Made in 1965, but not appearing on U.S. screens till 1969, Jean-Luc Godard’s Pierrot le Fou is a film that’s as maddening as you want to make it. If you insist on viewing Godard’s film as a serious work filled with deep significance, you have fun with that. This is one of the few films I’ve ever seen Roger Ebert publicly backtrack on. His original 1969 review makes the film out to be the last word in profound cinema. His 2007 reassessment is something else again—that something else being more than a little suggestive of a cinematic con game. He asks of a shot where Jean-Paul Belmondo meets film director Sam Fuller at a party, “What does it mean? It means that we notice it and wonder what it means, which can be said for a lot of Godard’s shots.” I can’t say he’s wrong—though he describes the shot inaccurately in both reviews, since Fuller, like everyone else in the shot, is bathed in an inexplicable green light and not in full color. I do, however, think he’s wanting what is essentially a fairly trivial, playful movie to have a depth it never possessed.
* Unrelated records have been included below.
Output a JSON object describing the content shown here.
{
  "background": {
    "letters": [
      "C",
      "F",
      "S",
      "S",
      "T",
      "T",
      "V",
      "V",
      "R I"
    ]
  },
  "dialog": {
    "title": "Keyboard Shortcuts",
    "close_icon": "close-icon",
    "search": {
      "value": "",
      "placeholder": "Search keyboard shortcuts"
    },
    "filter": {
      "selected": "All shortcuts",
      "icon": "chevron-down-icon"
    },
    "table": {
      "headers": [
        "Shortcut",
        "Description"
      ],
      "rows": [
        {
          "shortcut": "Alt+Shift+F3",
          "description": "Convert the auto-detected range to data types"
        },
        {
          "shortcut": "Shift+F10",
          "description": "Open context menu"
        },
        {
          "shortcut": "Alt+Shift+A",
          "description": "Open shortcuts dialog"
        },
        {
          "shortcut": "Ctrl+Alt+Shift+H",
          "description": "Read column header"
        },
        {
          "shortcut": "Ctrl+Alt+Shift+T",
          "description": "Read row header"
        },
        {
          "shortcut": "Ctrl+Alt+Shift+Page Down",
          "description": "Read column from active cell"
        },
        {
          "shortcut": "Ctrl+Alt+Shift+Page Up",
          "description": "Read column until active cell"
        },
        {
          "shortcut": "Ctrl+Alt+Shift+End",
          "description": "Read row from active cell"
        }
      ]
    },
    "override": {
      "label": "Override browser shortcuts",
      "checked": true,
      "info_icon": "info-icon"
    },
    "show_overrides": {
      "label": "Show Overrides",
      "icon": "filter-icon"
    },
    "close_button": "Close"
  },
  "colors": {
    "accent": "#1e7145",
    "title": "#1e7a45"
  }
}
One way and another, Pierrot le Fou is a put-on, and it’s wildly enjoyable—sometimes brilliant—if approached on the level of an idiosyncratic work by a filmmaker trotting out his obsessions of the moment and committing them to film without much regard for actual meaning. At its most significant, it’s little more than a reflection of Godard’s love/hate affair with American film and American pop culture—and its impact on French culture and his own films. It’s not so much that the party where Belmondo encounters Fuller is pieced together out of shots that are lit with various colored gels over the lights (in some cases without them). It’s more that everyone chatters away as if they were in a TV commercial endorsing this car or that hair conditioner. It’s that Fuller says he’s in France to make an action picture called Flowers of Evil—and no questions are asked about an action picture based on a volume of poetry by Baudelaire. Well, with everything so Hollywoodized and casually surreal, why would they?
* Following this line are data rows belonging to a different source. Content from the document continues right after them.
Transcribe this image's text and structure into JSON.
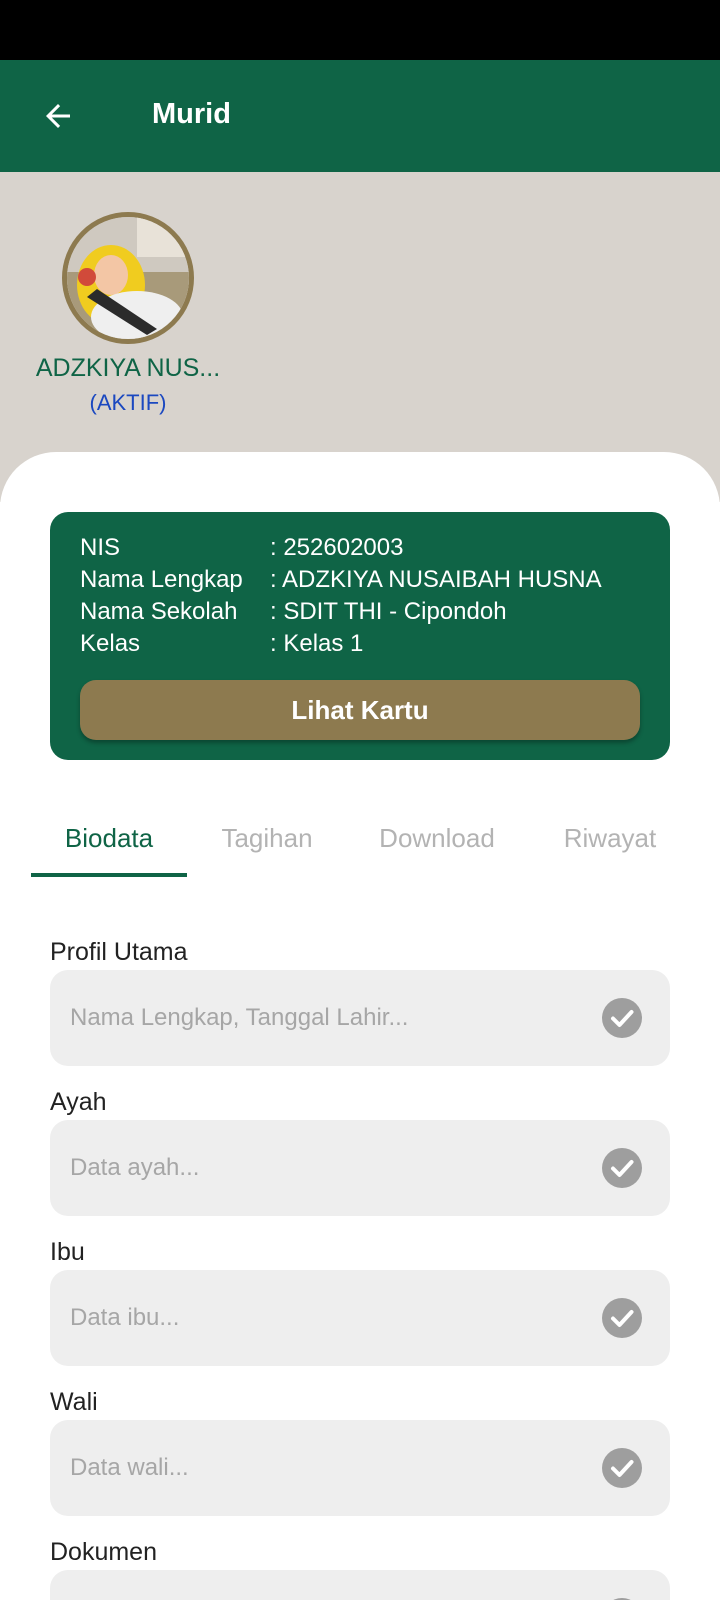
{
  "header": {
    "title": "Murid",
    "back_icon": "arrow-back-icon"
  },
  "profile": {
    "name": "ADZKIYA NUS...",
    "status": "(AKTIF)"
  },
  "card": {
    "rows": [
      {
        "label": "NIS",
        "value": ": 252602003"
      },
      {
        "label": "Nama Lengkap",
        "value": ": ADZKIYA NUSAIBAH HUSNA"
      },
      {
        "label": "Nama Sekolah",
        "value": ": SDIT THI - Cipondoh"
      },
      {
        "label": "Kelas",
        "value": ": Kelas 1"
      }
    ],
    "button_label": "Lihat Kartu"
  },
  "tabs": [
    {
      "label": "Biodata",
      "active": true
    },
    {
      "label": "Tagihan",
      "active": false
    },
    {
      "label": "Download",
      "active": false
    },
    {
      "label": "Riwayat",
      "active": false
    }
  ],
  "sections": [
    {
      "label": "Profil Utama",
      "placeholder": "Nama Lengkap, Tanggal Lahir...",
      "completed": true
    },
    {
      "label": "Ayah",
      "placeholder": "Data ayah...",
      "completed": true
    },
    {
      "label": "Ibu",
      "placeholder": "Data ibu...",
      "completed": true
    },
    {
      "label": "Wali",
      "placeholder": "Data wali...",
      "completed": true
    },
    {
      "label": "Dokumen",
      "placeholder": "",
      "completed": true
    }
  ],
  "colors": {
    "primary": "#0f6446",
    "accent": "#8d7a4f",
    "status": "#1b48c0",
    "background": "#d8d3cd"
  }
}
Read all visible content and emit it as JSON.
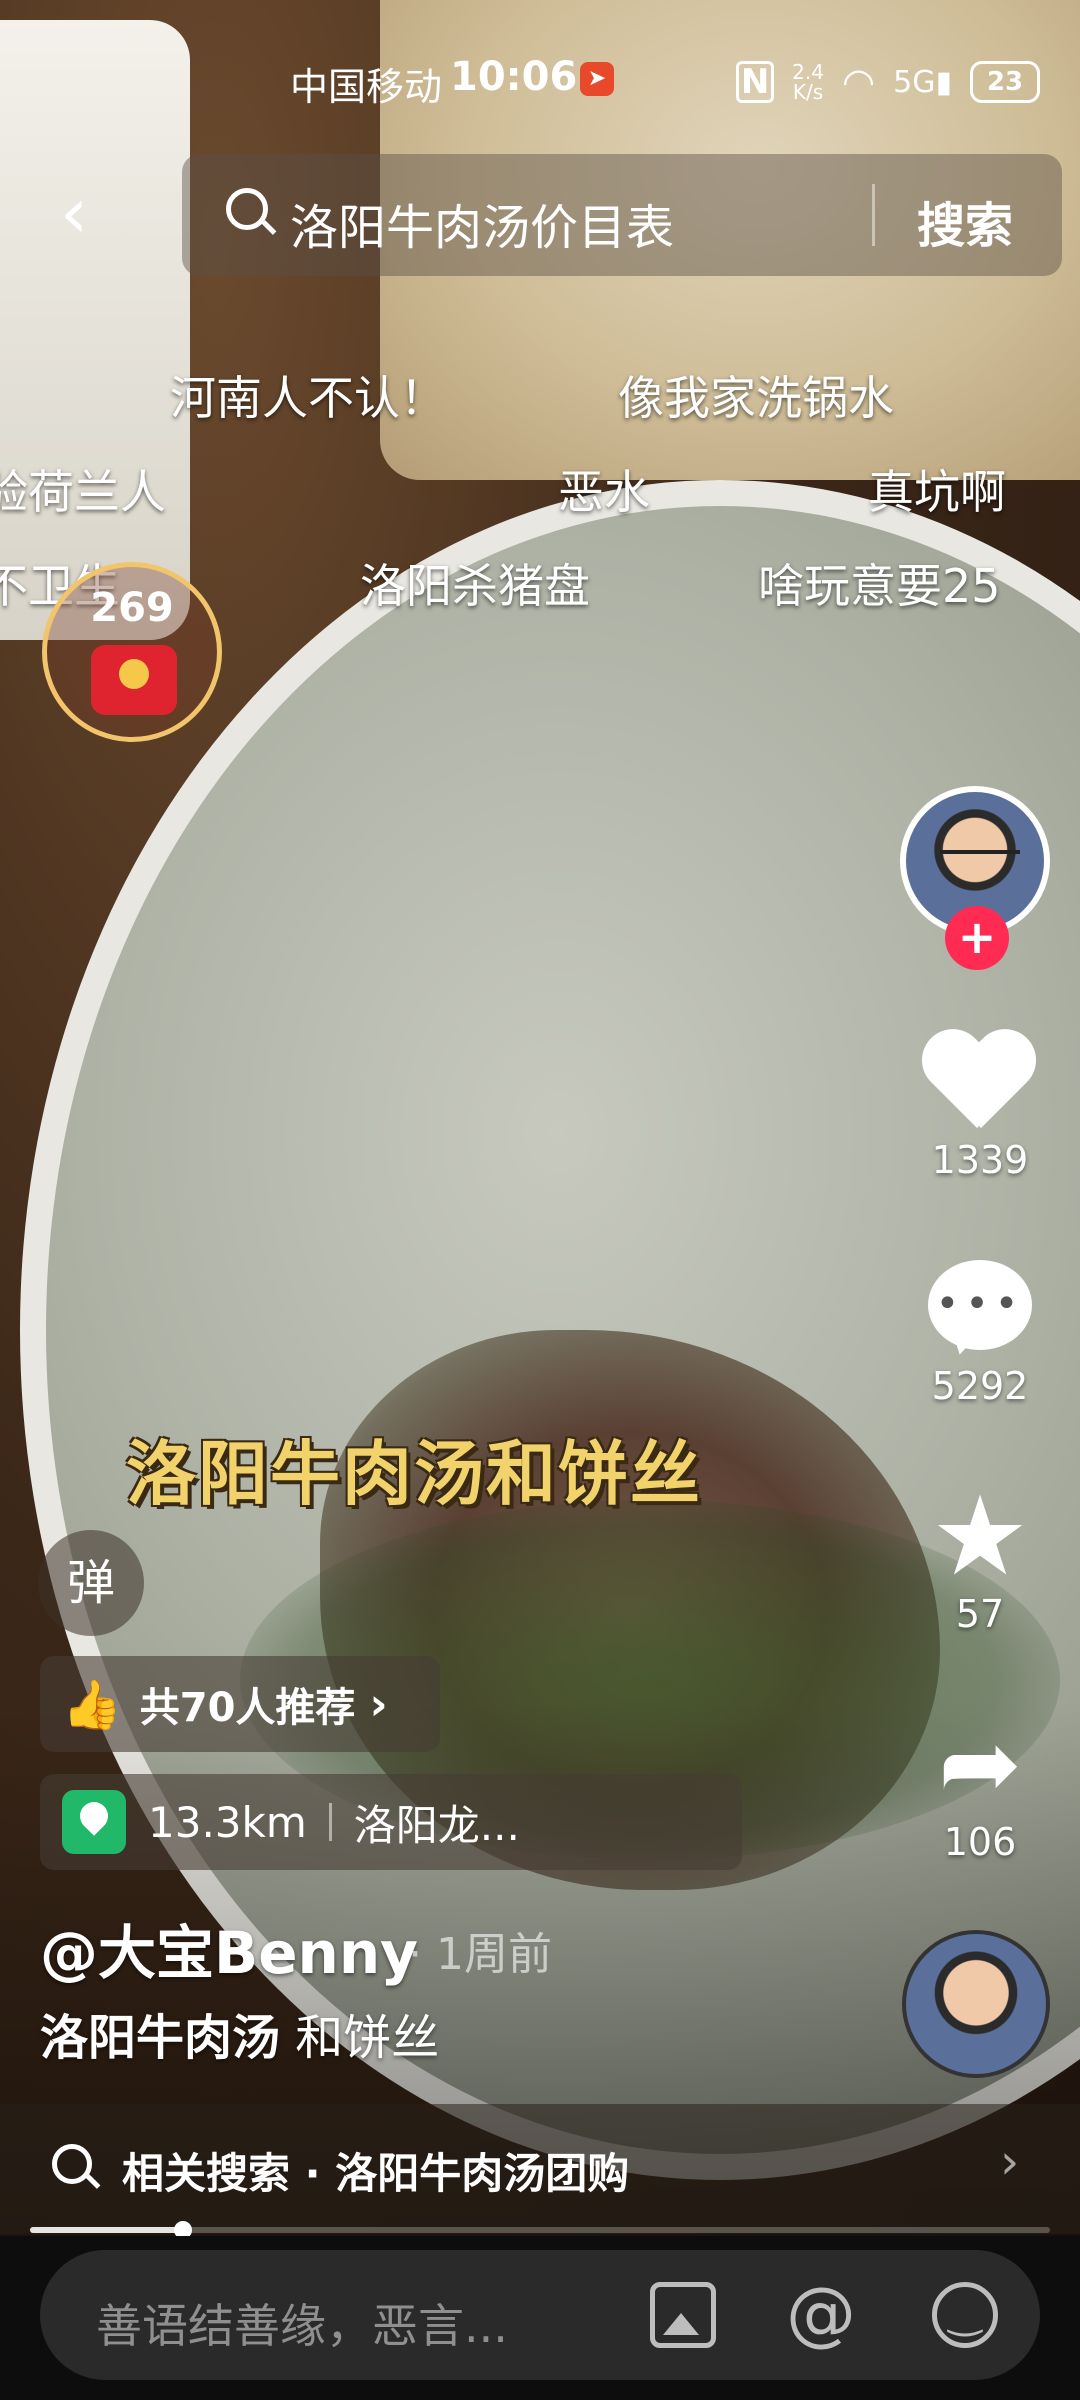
{
  "status_bar": {
    "carrier": "中国移动",
    "time": "10:06",
    "nfc": "N",
    "net_speed_value": "2.4",
    "net_speed_unit": "K/s",
    "signal": "5G",
    "battery": "23"
  },
  "search": {
    "query": "洛阳牛肉汤价目表",
    "button": "搜索"
  },
  "danmaku": [
    "河南人不认！",
    "像我家洗锅水",
    "验荷兰人",
    "恶水",
    "真坑啊",
    "不卫生",
    "洛阳杀猪盘",
    "啥玩意要25"
  ],
  "red_packet_count": "269",
  "actions": {
    "likes": "1339",
    "comments": "5292",
    "favorites": "57",
    "shares": "106"
  },
  "video_caption": "洛阳牛肉汤和饼丝",
  "danmu_toggle": "弹",
  "recommend": "共70人推荐",
  "location": {
    "distance": "13.3km",
    "name": "洛阳龙..."
  },
  "author": "@大宝Benny",
  "posted": "· 1周前",
  "description": {
    "tag": "洛阳牛肉汤",
    "rest": " 和饼丝"
  },
  "related_search": "相关搜索 · 洛阳牛肉汤团购",
  "progress": 0.15,
  "comment_placeholder": "善语结善缘，恶言..."
}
Godard has crafted the film as a crime story, but it’s a crime story that matters very little and makes marginal narrative sense. It’s only function is to make Belmondo and a former girlfriend (Anna Karina) into a young couple on the run—and to up the ante. These two are on the run from his marriage, her possible lover, a vaguely explained murder, and some thugs who are after some money she or he or they have stolen—all of which may have something to do with Algeria or maybe not. It only matters that they’re on the run and that the circumstances are dire. As with most of their actions in their flight, it’s a story pieced together from dozens of Hollywood movies. Both the characters and the narrative are nothing more than a patchwork. The meaning of all this—to the degree that there’s anything more going on than Godard playing with movies—seems to be the filmmaker’s growing disaffection for these very things. References to Godard’s growing interest in the Vietnam war and Maoism support this. But that doesn’t mean the filmmaker isn’t going to have fun while suggesting that he and the world have outgrown silly crime thrillers.
I’d hesitate to call Pierrot le Fou a great movie. It’s a lot of fun as a wild ride to nowhere, and it’s probably essential to understanding where Godard was as a filmmaker in the mid-1960s, but beyond that its value is probably negligible. But then again, can’t that be said of so many of the Hollywood films it draws from—films that are often loosely termed “classics?” And maybe that’s the whole point.